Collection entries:
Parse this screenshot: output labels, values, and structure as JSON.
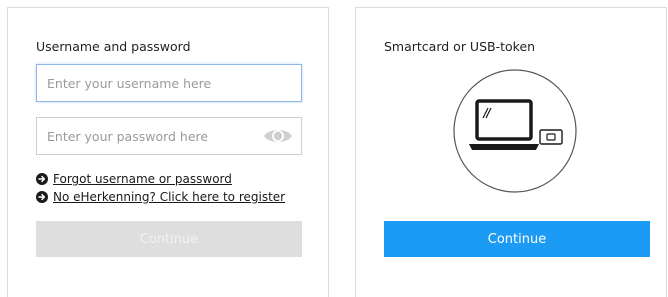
{
  "credentials_panel": {
    "title": "Username and password",
    "username": {
      "value": "",
      "placeholder": "Enter your username here"
    },
    "password": {
      "value": "",
      "placeholder": "Enter your password here"
    },
    "links": {
      "forgot": "Forgot username or password",
      "register": "No eHerkenning? Click here to register"
    },
    "continue_label": "Continue"
  },
  "token_panel": {
    "title": "Smartcard or USB-token",
    "continue_label": "Continue"
  },
  "icons": {
    "password_toggle": "eye-icon",
    "link_bullet": "arrow-circle-right-icon",
    "illustration": "laptop-with-smartcard-icon"
  },
  "colors": {
    "primary_button": "#1c9bf4",
    "disabled_button": "#dedede",
    "input_focus_border": "#8fb8e4",
    "panel_border": "#dcdcdc"
  }
}
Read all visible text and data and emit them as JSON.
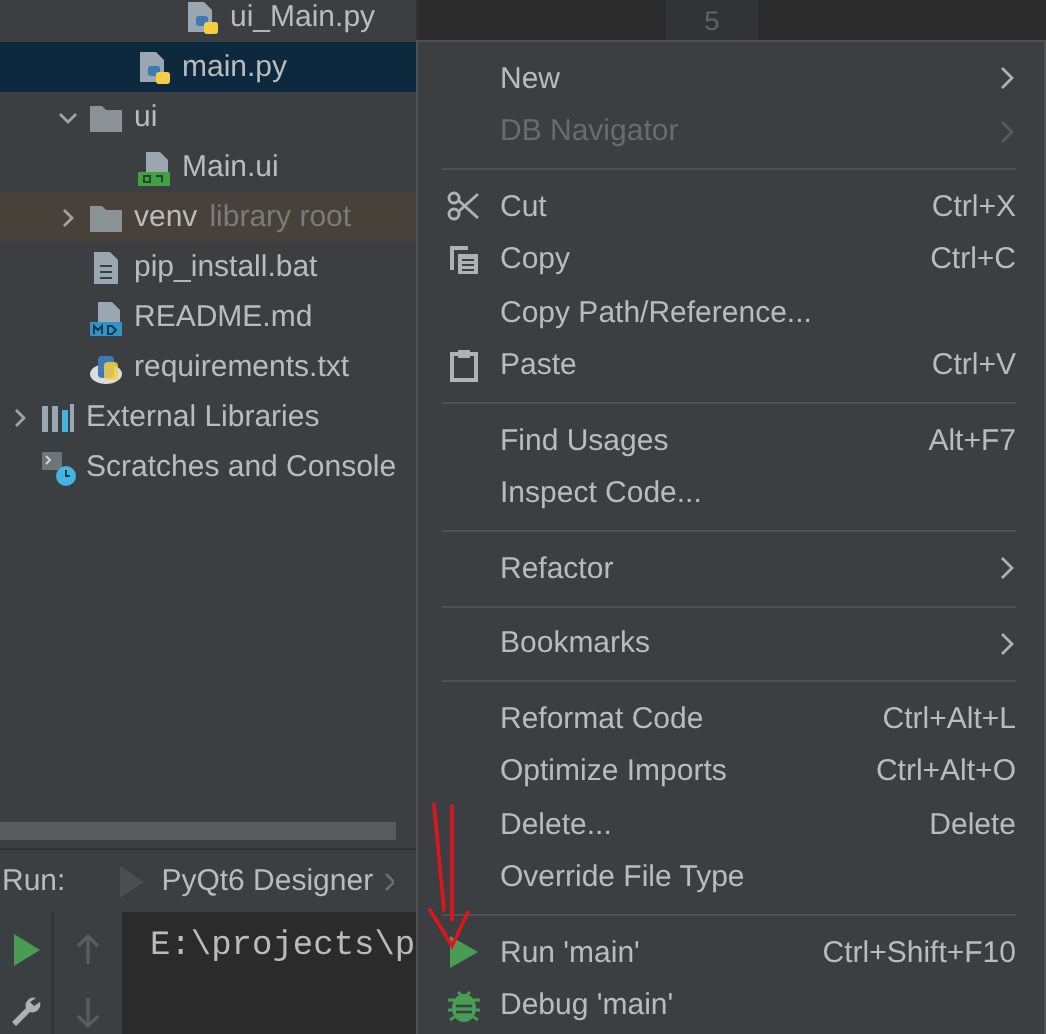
{
  "project_tree": {
    "items": [
      {
        "children": [
          {
            "children": [
              {
                "children": [
                  {
                    "label": "ui_Main.py",
                    "kind": "python",
                    "selected": false
                  }
                ]
              },
              {
                "label": "main.py",
                "kind": "python",
                "selected": true
              }
            ]
          },
          {
            "label": "ui",
            "kind": "folder",
            "expanded": true,
            "selected": false,
            "children": [
              {
                "label": "Main.ui",
                "kind": "qt",
                "selected": false
              }
            ]
          },
          {
            "label": "venv",
            "note": "library root",
            "kind": "excluded_folder",
            "expanded": false,
            "selected": false
          },
          {
            "label": "pip_install.bat",
            "kind": "text",
            "selected": false
          },
          {
            "label": "README.md",
            "kind": "markdown",
            "selected": false
          },
          {
            "label": "requirements.txt",
            "kind": "requirements",
            "selected": false
          }
        ]
      },
      {
        "label": "External Libraries",
        "kind": "libraries",
        "expanded": false,
        "selected": false
      },
      {
        "label": "Scratches and Console",
        "kind": "scratches",
        "selected": false
      }
    ]
  },
  "editor": {
    "line_numbers": [
      "5"
    ]
  },
  "run_panel": {
    "title": "Run:",
    "tabs": [
      {
        "label": "PyQt6 Designer",
        "selected": true
      }
    ],
    "console": {
      "lines": [
        "E:\\projects\\p"
      ]
    }
  },
  "context_menu": {
    "items": [
      {
        "kind": "item",
        "label": "New",
        "submenu": true,
        "disabled": false
      },
      {
        "kind": "item",
        "label": "DB Navigator",
        "submenu": true,
        "disabled": true
      },
      {
        "kind": "separator"
      },
      {
        "kind": "cut",
        "label": "Cut",
        "shortcut": "Ctrl+X",
        "submenu": false,
        "disabled": false
      },
      {
        "kind": "copy",
        "label": "Copy",
        "shortcut": "Ctrl+C",
        "submenu": false,
        "disabled": false
      },
      {
        "kind": "item",
        "label": "Copy Path/Reference...",
        "submenu": false,
        "disabled": false
      },
      {
        "kind": "paste",
        "label": "Paste",
        "shortcut": "Ctrl+V",
        "submenu": false,
        "disabled": false
      },
      {
        "kind": "separator"
      },
      {
        "kind": "item",
        "label": "Find Usages",
        "shortcut": "Alt+F7",
        "submenu": false,
        "disabled": false
      },
      {
        "kind": "item",
        "label": "Inspect Code...",
        "submenu": false,
        "disabled": false
      },
      {
        "kind": "separator"
      },
      {
        "kind": "item",
        "label": "Refactor",
        "submenu": true,
        "disabled": false
      },
      {
        "kind": "separator"
      },
      {
        "kind": "item",
        "label": "Bookmarks",
        "submenu": true,
        "disabled": false
      },
      {
        "kind": "separator"
      },
      {
        "kind": "item",
        "label": "Reformat Code",
        "shortcut": "Ctrl+Alt+L",
        "submenu": false,
        "disabled": false
      },
      {
        "kind": "item",
        "label": "Optimize Imports",
        "shortcut": "Ctrl+Alt+O",
        "submenu": false,
        "disabled": false
      },
      {
        "kind": "item",
        "label": "Delete...",
        "shortcut": "Delete",
        "submenu": false,
        "disabled": false
      },
      {
        "kind": "item",
        "label": "Override File Type",
        "submenu": false,
        "disabled": false
      },
      {
        "kind": "separator"
      },
      {
        "kind": "run",
        "label": "Run 'main'",
        "shortcut": "Ctrl+Shift+F10",
        "submenu": false,
        "disabled": false
      },
      {
        "kind": "debug",
        "label": "Debug 'main'",
        "submenu": false,
        "disabled": false
      }
    ]
  }
}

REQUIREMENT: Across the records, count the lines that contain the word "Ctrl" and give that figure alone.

WRITTEN SOLUTION: 6